I’ve spoken above about how the variable can be helpful to employers and policymakers, but prospective students may also find data on this matter to be valuable.
Students/graduates often inform us through surveys that better earnings are not their only reason for going into higher education and that they want careers where they can use their skills, progress and make a positive impact. That is, they too want fulfilling work. However, there is far less information available to them on the latter topics. The ‘job design and nature of work’ measure can assist with filling this void.
For example, while economists tend to be the highest earners (on average), Figure 3 illustrates that they do not rank as highly when it comes to their “job design and nature of work” scores. Indeed, different choices are likely to come with trade-offs. Some routes may lead to high-paying roles that don’t necessarily offer the graduate work that is as meaningful or uses their skills in the same way that another lower-paid profession may do. Yet, this insight only becomes clear through having a wider range of data on graduate outcomes.
Figure 3 shows the association between subject area of study and the ‘job design and nature of work’ measure among our graduate sample.
Both graduates and policymakers are in alignment that work needs to provide fulfilment. However, it cannot be assumed that a ‘highly skilled’ occupation necessarily offers a graduate meaningful employment that uses their skills and is in line with their career aspirations. Furthermore, as we indicate in Figure 4, higher earnings are not particularly well correlated with our ‘job design and nature of work’ measure. That is, monetary outcomes will not suitably proxy for whether graduates are in fulfilling work.
Figure 4 shows the association between annual earnings and the ‘job design and nature of work’ measure among our graduate sample.
Consequently, the key take-away message from our exploration is that the ‘job design and nature of work’ measure can be a useful complement to existing data published on graduate outcomes and help us to better understand whether graduates are indeed finding fulfilment in the labour market.
The visualisations in this blog were produced by David Kernohan and derived from aggregated HESA data. Additional summary statistics from HESA on the ‘job design and nature of work’ measure can be found in the appendix of their paper.

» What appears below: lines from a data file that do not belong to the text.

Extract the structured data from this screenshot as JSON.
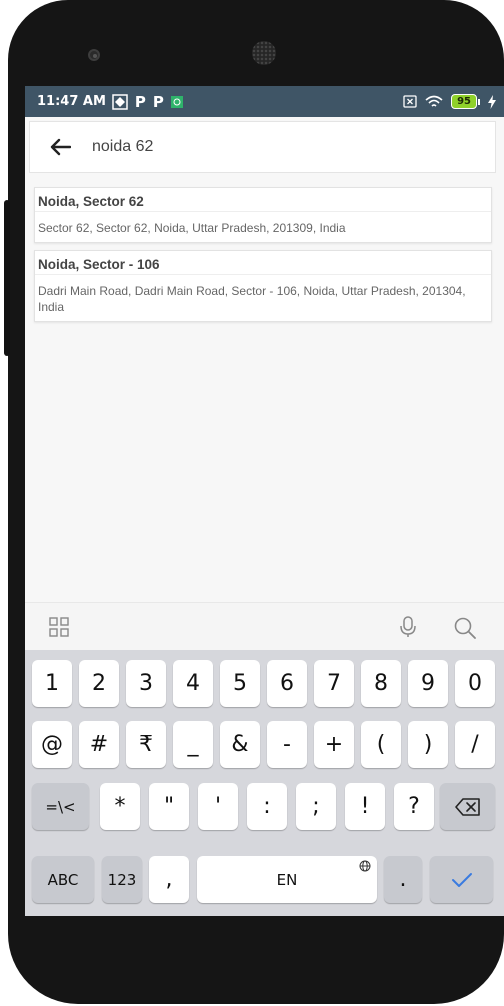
{
  "status": {
    "time": "11:47 AM",
    "left_icons": [
      "nav-icon",
      "p-icon",
      "p-icon",
      "app-icon"
    ],
    "battery": "95",
    "p1": "P",
    "p2": "P"
  },
  "search": {
    "query": "noida 62"
  },
  "results": [
    {
      "title": "Noida, Sector 62",
      "address": "Sector 62, Sector 62, Noida, Uttar Pradesh, 201309, India"
    },
    {
      "title": "Noida, Sector - 106",
      "address": "Dadri Main Road, Dadri Main Road, Sector - 106, Noida, Uttar Pradesh, 201304, India"
    }
  ],
  "keyboard": {
    "row1": [
      "1",
      "2",
      "3",
      "4",
      "5",
      "6",
      "7",
      "8",
      "9",
      "0"
    ],
    "row2": [
      "@",
      "#",
      "₹",
      "_",
      "&",
      "-",
      "+",
      "(",
      ")",
      "/"
    ],
    "row3": [
      "=\\<",
      "*",
      "\"",
      "'",
      ":",
      ";",
      "!",
      "?"
    ],
    "row4": {
      "abc": "ABC",
      "num": "123",
      "comma": ",",
      "space": "EN",
      "period": "."
    }
  },
  "colors": {
    "status_bar": "#3f5566",
    "keyboard_bg": "#d6d7dc",
    "accent": "#3a7be0",
    "battery": "#8fd12b"
  }
}
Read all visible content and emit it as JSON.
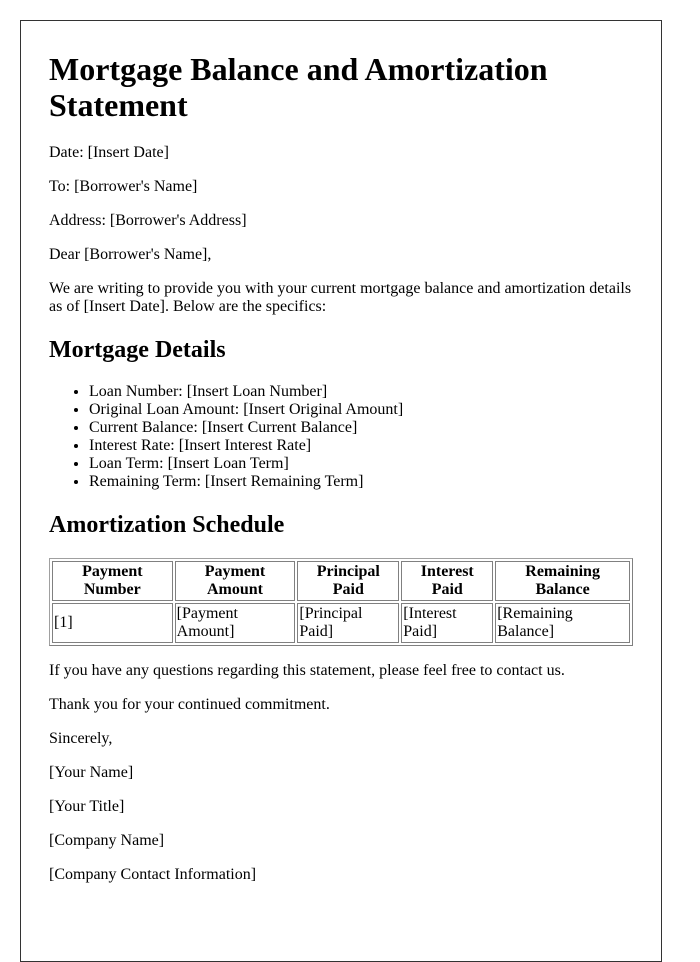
{
  "document": {
    "title": "Mortgage Balance and Amortization Statement",
    "header_fields": [
      "Date: [Insert Date]",
      "To: [Borrower's Name]",
      "Address: [Borrower's Address]"
    ],
    "salutation": "Dear [Borrower's Name],",
    "intro": "We are writing to provide you with your current mortgage balance and amortization details as of [Insert Date]. Below are the specifics:",
    "mortgage_details": {
      "heading": "Mortgage Details",
      "items": [
        "Loan Number: [Insert Loan Number]",
        "Original Loan Amount: [Insert Original Amount]",
        "Current Balance: [Insert Current Balance]",
        "Interest Rate: [Insert Interest Rate]",
        "Loan Term: [Insert Loan Term]",
        "Remaining Term: [Insert Remaining Term]"
      ]
    },
    "amortization": {
      "heading": "Amortization Schedule",
      "columns": [
        "Payment Number",
        "Payment Amount",
        "Principal Paid",
        "Interest Paid",
        "Remaining Balance"
      ],
      "rows": [
        [
          "[1]",
          "[Payment Amount]",
          "[Principal Paid]",
          "[Interest Paid]",
          "[Remaining Balance]"
        ]
      ]
    },
    "closing_paragraphs": [
      "If you have any questions regarding this statement, please feel free to contact us.",
      "Thank you for your continued commitment."
    ],
    "sign_off": "Sincerely,",
    "signature": [
      "[Your Name]",
      "[Your Title]",
      "[Company Name]",
      "[Company Contact Information]"
    ]
  }
}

Read HESA’s latest research publications and if you would like to be kept updated on the publication plans and latest research releases, please sign-up to our mailing list. To learn more about Graduate Outcomes, visit www.graduateoutcomes.ac.uk or view the latest national level official statistics.